Vikram Pandit, Citigroup’s chief executive, told employees in a memo that some anger about executive compensation was “warranted”. But he hit out against the idea of a special tax. “The work we have all done to try to stabilise the financial system and to get this economy moving again would be significantly set back if we lose our talented people because Congress imposes a special tax on financial services employees,” he wrote.
Some policymakers expressed concern that banks may try to break out of the government’s embrace by paying back public capital even if the price is a more severe credit squeeze.
They also fear that financial institutions may decide not to take part in public-private partnerships to finance credit markets and acquire toxic assets.
The outcry followed Thursday’s approval by the House of Representatives of a bill that would impose 90 per cent tax on bonuses to employees whose gross income exceeded $250,000 at bailed-out firms.
Next week the Senate will also consider a hefty tax on bail-out bonuses amid calls for an investigation into who was responsible for allowing the pay-outs. Some senators are calling for a committee hearing on a bill that would impose a 70 per cent tax at bailed-out institutions, half paid by employees and half by companies, arguing that a delay would help cool political anger.
“There are three big industries where the US has global leadership: financial services, media and technology. Introducing this 90 per cent tax is like taking one of those industries out the back and shooting it,” said a top Wall Street executive.
In Frankfurt one employee at a US investment bank said the new tax measures would “send [the US] back to the stone age”.
“Commodity traders are already moving to companies like BP where they can make as much money as they used to,” said another banker at a US firm.
Bankers at Deutsche Bank said it could benefit from the proposed legislation by poaching its US rivals’ most talented employees.

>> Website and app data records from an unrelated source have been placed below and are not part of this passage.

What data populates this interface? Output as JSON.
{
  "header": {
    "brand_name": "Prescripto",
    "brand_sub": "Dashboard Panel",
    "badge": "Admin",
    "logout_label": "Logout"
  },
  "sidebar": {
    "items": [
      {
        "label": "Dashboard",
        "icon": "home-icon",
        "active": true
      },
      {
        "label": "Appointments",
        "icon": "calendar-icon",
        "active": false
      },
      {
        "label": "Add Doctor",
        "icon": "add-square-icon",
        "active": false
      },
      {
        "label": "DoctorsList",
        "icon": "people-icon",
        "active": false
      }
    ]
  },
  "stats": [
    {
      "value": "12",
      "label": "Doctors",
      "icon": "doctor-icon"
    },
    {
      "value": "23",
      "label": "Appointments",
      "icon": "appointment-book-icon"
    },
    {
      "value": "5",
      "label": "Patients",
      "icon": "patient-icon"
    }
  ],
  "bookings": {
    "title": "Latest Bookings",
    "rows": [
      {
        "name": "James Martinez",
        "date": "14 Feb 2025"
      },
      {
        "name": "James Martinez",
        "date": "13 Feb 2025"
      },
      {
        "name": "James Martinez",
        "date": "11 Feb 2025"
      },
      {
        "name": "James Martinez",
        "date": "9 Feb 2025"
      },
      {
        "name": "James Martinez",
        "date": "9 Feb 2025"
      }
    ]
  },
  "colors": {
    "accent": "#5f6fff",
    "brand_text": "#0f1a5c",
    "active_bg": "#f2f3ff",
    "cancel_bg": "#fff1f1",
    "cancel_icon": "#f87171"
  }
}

Reporting by Lina Saigol in London, Julie MacIntosh and Saskia Scholtes in New York, Tom Braithwaite in Washington and James Wilson in Frankfurt